IfA’s Panoramic Survey Telescope and Rapid Response System (Pan-STARRS) atop Haleakala currently finds nearly as many NEOs and PHAs as the rest of the world’s observatories combined, and nearly 60% of the largest and most dangerous ones with sizes greater than 140 meters across (459 feet).
“The Pan-STARRS team has had a huge impact on astronomy with a host of discoveries from the solar system to cosmology,” said Ken Chambers, IfA astronomer and principal investigator of Pan-STARRS.

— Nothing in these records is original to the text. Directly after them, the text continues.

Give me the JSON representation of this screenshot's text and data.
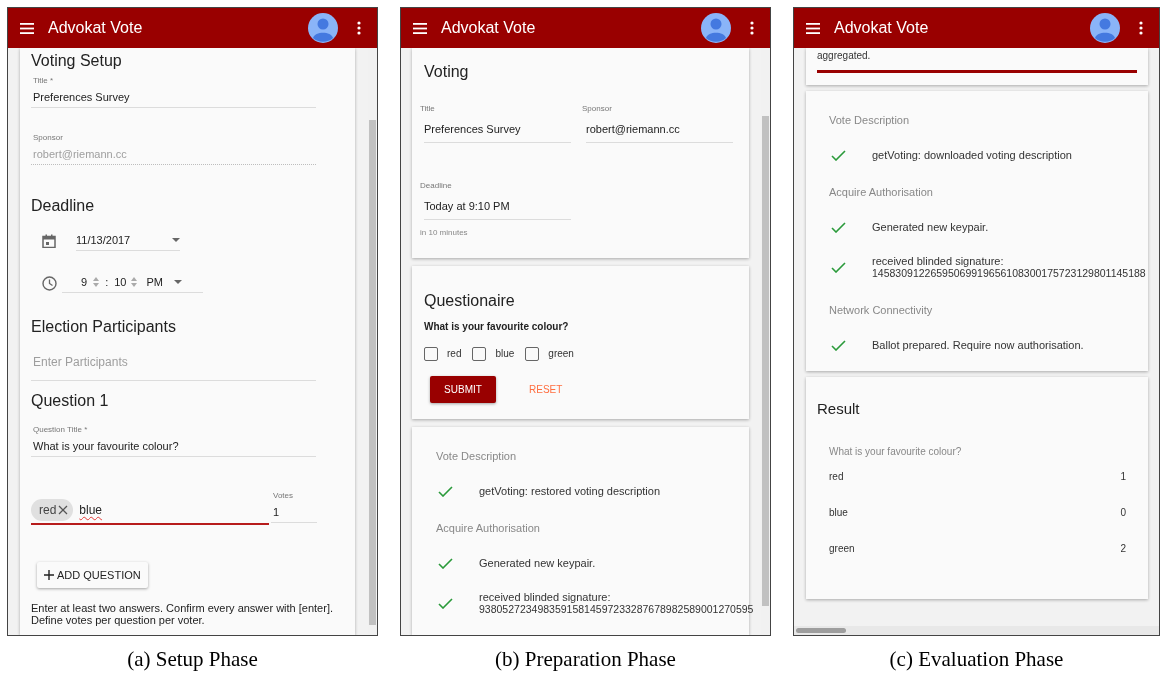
{
  "setup_phase": {
    "caption": "(a) Setup Phase",
    "app_title": "Advokat Vote",
    "heading": "Voting Setup",
    "title_field": {
      "label": "Title *",
      "value": "Preferences Survey"
    },
    "sponsor_field": {
      "label": "Sponsor",
      "value": "robert@riemann.cc",
      "disabled": true
    },
    "deadline_heading": "Deadline",
    "date": "11/13/2017",
    "time": {
      "hour": "9",
      "separator": ":",
      "minute": "10",
      "period": "PM"
    },
    "participants_heading": "Election Participants",
    "participants_field": {
      "placeholder": "Enter Participants"
    },
    "question_heading": "Question 1",
    "question_title_field": {
      "label": "Question Title *",
      "value": "What is your favourite colour?"
    },
    "answers_field": {
      "chips": [
        "red"
      ],
      "value": "blue",
      "focused": true
    },
    "votes_field": {
      "label": "Votes",
      "value": "1"
    },
    "add_question_button": "ADD QUESTION",
    "help_text": "Enter at least two answers. Confirm every answer with [enter]. Define votes per question per voter."
  },
  "preparation_phase": {
    "caption": "(b) Preparation Phase",
    "app_title": "Advokat Vote",
    "voting_card": {
      "heading": "Voting",
      "fields": [
        {
          "label": "Title",
          "value": "Preferences Survey"
        },
        {
          "label": "Sponsor",
          "value": "robert@riemann.cc"
        }
      ],
      "deadline": {
        "label": "Deadline",
        "value": "Today at 9:10 PM",
        "hint": "in 10 minutes"
      }
    },
    "questionnaire_card": {
      "heading": "Questionaire",
      "question": "What is your favourite colour?",
      "options": [
        {
          "label": "red",
          "checked": false
        },
        {
          "label": "blue",
          "checked": false
        },
        {
          "label": "green",
          "checked": false
        }
      ],
      "buttons": [
        {
          "label": "SUBMIT",
          "kind": "raised"
        },
        {
          "label": "RESET",
          "kind": "flat"
        }
      ]
    },
    "status_card": {
      "groups": [
        {
          "heading": "Vote Description",
          "items": [
            {
              "text": "getVoting: restored voting description",
              "done": true
            }
          ]
        },
        {
          "heading": "Acquire Authorisation",
          "items": [
            {
              "text": "Generated new keypair.",
              "done": true
            },
            {
              "text": "received blinded signature:",
              "detail": "93805272349835915814597233287678982589001270595",
              "done": true
            }
          ]
        }
      ]
    }
  },
  "evaluation_phase": {
    "caption": "(c) Evaluation Phase",
    "app_title": "Advokat Vote",
    "progress_card": {
      "text": "aggregated.",
      "level": 1
    },
    "status_card": {
      "groups": [
        {
          "heading": "Vote Description",
          "items": [
            {
              "text": "getVoting: downloaded voting description",
              "done": true
            }
          ]
        },
        {
          "heading": "Acquire Authorisation",
          "items": [
            {
              "text": "Generated new keypair.",
              "done": true
            },
            {
              "text": "received blinded signature:",
              "detail": "14583091226595069919656108300175723129801145188",
              "done": true
            }
          ]
        },
        {
          "heading": "Network Connectivity",
          "items": [
            {
              "text": "Ballot prepared. Require now authorisation.",
              "done": true
            }
          ]
        }
      ]
    },
    "result_card": {
      "heading": "Result",
      "question": "What is your favourite colour?",
      "rows": [
        {
          "answer": "red",
          "votes": "1"
        },
        {
          "answer": "blue",
          "votes": "0"
        },
        {
          "answer": "green",
          "votes": "2"
        }
      ]
    }
  }
}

“These include the discovery of thousands of near-Earth objects, hundreds of Kuiper belt objects, dozens of comets, as well as ?Oumuamua-the first interstellar object. This NASA grant will enable us to continue our mission to protect the Earth from catastrophic asteroid impact as we scan the sky for anything that moves and everything that goes bang in the night.
Pan-STARRS data is available to the world and it has become the photometric standard for astronomical research. The grant will support operations and research for the next three years for Pan-STARRS’ wide area survey of potentially hazardous objects.
The Pan-STARRS system consists of the Pan-STARRS1 (PS1) and Pan-STARRS2 (PS2) telescopes on Haleakala; their enormous 1.4- and 1.5-gigapixel cameras, currently the two largest astronomical cameras in the world, and a massive computing cluster at UH Manoa.
Hawaii astronomy plays fundamental role in planetary defense
In July 2020, Pan-STARRS discovered a near-Earth asteroid, 2020 OO1, which is the length of about two school buses. Because of its projected close pass to Earth, NASA issued a notification which led to telescopes around the world, including those on Maunakea, to assist with rapid follow-up observations to verify the asteroid’s orbit and determine if it was possibly hazardous.
At its closest approach on July 27, the asteroid, approximately 65 feet (20 meters) in diameter, passed close to Earth, at about 1.7 times the distance of the Moon. With both the PS1 and PS2 telescopes operational on Maui, the area of sky surveyed for NEOs each night has now doubled.